Look through the listing below, and wherever a line has the string "text", pull it out.

· · ·

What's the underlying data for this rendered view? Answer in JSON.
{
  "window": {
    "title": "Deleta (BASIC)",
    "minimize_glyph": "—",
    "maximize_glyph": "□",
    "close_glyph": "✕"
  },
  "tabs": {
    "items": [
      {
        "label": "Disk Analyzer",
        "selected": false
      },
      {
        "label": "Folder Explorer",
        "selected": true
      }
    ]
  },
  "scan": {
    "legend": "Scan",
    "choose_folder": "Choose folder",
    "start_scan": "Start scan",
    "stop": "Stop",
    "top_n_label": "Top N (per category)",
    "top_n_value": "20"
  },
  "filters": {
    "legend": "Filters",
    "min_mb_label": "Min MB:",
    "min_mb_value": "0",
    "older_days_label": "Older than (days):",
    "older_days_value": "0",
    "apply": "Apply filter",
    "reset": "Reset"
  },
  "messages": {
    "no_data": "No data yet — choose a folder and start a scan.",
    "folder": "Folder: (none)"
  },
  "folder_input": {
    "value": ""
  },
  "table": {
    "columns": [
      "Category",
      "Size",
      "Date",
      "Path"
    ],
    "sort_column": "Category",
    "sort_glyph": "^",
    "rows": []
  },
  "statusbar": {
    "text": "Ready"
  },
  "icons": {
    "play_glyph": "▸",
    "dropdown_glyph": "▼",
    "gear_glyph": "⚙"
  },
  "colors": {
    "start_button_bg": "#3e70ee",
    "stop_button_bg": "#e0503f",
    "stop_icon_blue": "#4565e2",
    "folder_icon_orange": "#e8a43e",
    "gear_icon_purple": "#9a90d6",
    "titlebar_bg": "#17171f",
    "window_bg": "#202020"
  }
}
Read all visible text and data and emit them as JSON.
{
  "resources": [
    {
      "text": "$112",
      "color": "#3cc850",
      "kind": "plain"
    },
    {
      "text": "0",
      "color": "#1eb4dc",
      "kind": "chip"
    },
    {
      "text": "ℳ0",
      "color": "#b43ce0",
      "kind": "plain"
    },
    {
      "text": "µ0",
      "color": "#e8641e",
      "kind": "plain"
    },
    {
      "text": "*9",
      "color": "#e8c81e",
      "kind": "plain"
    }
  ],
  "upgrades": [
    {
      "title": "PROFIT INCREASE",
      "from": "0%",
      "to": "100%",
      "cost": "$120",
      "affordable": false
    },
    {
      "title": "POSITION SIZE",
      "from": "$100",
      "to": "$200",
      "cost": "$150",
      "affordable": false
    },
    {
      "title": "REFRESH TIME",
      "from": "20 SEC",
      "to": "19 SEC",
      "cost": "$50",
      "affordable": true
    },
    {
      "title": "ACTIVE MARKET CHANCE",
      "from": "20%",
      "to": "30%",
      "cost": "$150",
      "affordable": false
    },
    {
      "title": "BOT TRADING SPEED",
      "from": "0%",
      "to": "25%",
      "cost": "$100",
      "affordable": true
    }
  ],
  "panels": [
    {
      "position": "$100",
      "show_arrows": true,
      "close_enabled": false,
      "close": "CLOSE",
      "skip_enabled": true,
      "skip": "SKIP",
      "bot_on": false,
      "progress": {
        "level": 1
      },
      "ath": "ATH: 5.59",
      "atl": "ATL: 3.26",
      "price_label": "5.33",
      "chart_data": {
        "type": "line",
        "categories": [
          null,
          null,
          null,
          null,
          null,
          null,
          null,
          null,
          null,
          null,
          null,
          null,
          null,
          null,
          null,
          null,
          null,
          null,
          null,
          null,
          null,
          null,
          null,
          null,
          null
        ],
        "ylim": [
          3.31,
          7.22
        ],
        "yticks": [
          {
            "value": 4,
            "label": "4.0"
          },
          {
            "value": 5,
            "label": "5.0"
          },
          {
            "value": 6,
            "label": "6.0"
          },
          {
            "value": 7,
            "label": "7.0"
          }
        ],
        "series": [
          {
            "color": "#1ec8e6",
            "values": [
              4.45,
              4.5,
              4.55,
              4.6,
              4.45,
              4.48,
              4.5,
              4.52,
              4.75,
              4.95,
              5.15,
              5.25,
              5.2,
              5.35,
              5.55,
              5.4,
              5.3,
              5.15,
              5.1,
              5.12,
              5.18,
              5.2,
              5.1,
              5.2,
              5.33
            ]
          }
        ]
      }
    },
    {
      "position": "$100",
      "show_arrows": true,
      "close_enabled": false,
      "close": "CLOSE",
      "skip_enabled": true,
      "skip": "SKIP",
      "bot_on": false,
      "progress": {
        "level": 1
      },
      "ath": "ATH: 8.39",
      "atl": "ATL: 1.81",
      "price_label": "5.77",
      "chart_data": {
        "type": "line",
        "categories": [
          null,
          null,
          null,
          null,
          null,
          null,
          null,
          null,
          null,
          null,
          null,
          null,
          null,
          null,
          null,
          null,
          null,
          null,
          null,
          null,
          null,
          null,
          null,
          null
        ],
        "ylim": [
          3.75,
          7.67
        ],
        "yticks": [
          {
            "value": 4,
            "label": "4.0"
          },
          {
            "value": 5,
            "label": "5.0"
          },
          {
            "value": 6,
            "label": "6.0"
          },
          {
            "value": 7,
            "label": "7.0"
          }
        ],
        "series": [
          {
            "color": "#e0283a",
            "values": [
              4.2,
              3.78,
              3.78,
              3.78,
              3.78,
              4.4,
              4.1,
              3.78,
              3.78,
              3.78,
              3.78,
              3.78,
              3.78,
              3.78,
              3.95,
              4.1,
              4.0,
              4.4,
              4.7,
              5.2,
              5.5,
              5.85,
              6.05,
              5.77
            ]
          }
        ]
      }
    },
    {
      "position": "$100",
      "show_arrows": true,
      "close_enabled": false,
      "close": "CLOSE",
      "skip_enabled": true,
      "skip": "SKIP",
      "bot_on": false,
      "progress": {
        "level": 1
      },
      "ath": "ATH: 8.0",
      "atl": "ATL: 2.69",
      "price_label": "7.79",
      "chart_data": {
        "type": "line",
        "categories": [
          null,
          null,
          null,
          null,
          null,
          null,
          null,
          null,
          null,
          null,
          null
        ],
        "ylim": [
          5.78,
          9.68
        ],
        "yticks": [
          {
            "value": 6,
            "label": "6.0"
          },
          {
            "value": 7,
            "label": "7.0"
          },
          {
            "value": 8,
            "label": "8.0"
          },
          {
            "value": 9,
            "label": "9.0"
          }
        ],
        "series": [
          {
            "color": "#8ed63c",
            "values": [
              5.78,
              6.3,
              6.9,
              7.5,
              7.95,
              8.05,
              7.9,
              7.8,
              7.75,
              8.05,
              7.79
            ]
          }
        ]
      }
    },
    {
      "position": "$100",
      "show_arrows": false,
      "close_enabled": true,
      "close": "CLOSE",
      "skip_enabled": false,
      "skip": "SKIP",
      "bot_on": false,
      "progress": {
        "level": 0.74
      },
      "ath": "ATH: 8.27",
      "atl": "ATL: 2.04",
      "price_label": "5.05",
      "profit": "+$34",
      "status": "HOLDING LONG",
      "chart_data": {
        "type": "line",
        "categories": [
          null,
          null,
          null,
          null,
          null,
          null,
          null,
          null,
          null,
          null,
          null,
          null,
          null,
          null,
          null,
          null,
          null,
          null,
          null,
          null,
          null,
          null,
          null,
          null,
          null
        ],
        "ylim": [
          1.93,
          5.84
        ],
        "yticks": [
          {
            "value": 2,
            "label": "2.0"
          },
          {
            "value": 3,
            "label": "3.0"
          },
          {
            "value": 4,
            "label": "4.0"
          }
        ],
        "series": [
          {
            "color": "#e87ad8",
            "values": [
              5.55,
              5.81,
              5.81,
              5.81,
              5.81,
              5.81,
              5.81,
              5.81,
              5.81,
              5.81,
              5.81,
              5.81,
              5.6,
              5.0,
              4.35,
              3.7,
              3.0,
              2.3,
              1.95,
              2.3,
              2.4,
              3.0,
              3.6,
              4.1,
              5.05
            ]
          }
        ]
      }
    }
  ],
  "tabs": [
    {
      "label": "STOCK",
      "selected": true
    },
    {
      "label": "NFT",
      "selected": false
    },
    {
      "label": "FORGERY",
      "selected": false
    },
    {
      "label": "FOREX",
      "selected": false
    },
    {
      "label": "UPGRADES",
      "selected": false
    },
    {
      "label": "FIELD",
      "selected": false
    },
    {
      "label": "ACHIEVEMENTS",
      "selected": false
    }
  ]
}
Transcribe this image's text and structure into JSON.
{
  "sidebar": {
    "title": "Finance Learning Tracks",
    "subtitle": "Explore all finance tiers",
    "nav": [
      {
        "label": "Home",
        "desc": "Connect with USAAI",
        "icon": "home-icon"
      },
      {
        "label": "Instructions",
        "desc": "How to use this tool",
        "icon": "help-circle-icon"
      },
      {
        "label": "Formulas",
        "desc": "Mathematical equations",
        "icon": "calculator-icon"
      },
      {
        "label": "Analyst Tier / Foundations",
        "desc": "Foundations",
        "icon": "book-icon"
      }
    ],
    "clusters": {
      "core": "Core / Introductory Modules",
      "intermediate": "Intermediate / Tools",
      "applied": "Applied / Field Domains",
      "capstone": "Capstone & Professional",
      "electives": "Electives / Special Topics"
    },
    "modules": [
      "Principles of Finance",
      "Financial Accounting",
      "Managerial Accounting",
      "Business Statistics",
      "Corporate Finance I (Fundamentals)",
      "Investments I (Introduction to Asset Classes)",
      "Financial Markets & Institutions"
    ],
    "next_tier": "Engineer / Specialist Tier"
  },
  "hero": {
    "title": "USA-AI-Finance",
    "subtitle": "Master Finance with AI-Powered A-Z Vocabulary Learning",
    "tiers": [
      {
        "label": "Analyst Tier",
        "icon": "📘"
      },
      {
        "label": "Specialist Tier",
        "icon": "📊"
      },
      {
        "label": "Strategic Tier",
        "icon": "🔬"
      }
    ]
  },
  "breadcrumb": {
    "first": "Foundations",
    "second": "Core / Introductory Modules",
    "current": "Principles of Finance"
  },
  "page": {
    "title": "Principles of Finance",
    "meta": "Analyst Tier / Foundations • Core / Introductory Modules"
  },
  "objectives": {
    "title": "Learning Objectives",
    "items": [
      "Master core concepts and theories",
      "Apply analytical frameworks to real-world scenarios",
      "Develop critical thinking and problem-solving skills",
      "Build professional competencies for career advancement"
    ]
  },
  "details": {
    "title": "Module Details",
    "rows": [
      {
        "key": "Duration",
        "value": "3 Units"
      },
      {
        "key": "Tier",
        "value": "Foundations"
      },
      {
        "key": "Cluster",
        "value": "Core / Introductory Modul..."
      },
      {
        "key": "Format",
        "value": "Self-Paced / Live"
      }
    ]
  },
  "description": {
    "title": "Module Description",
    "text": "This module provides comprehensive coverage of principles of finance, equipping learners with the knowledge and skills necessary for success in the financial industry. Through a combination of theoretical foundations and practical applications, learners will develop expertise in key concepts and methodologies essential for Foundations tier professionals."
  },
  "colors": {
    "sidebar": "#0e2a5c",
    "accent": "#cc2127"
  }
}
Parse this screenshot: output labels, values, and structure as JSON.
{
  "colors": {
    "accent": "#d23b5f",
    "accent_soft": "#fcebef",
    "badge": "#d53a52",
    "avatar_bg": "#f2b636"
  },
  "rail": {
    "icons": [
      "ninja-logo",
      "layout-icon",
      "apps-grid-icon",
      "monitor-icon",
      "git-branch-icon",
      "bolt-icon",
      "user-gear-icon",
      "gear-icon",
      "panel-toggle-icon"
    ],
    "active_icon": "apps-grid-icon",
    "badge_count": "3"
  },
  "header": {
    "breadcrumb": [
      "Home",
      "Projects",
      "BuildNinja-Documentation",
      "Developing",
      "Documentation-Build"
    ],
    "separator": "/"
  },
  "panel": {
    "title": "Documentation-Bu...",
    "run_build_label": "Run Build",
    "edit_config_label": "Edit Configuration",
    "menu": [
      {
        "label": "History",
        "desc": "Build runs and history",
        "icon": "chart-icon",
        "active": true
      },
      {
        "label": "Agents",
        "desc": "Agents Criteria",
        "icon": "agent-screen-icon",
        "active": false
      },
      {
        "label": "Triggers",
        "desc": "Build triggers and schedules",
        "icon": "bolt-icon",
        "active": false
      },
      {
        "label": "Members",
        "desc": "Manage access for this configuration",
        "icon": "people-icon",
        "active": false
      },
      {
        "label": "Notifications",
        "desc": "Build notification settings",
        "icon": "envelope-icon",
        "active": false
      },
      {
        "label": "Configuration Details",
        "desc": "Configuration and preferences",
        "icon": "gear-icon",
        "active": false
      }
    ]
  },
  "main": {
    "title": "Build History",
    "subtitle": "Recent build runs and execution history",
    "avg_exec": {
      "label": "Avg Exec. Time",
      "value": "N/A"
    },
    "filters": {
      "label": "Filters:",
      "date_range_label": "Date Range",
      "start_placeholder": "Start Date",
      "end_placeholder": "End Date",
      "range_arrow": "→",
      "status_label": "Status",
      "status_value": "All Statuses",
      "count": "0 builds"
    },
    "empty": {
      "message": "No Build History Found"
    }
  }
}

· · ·

RESULT FOR THIS TASK:
    "text": "Ready"
Read all visible text and data and emit them as JSON.
      "text": "$112",
      "text": "0",
      "text": "ℳ0",
      "text": "µ0",
      "text": "*9",
Transcribe this image's text and structure into JSON.
    "text": "This module provides comprehensive coverage of principles of finance, equipping learners with the knowledge and skills necessary for success in the financial industry. Through a combination of theoretical foundations and practical applications, learners will develop expertise in key concepts and methodologies essential for Foundations tier professionals."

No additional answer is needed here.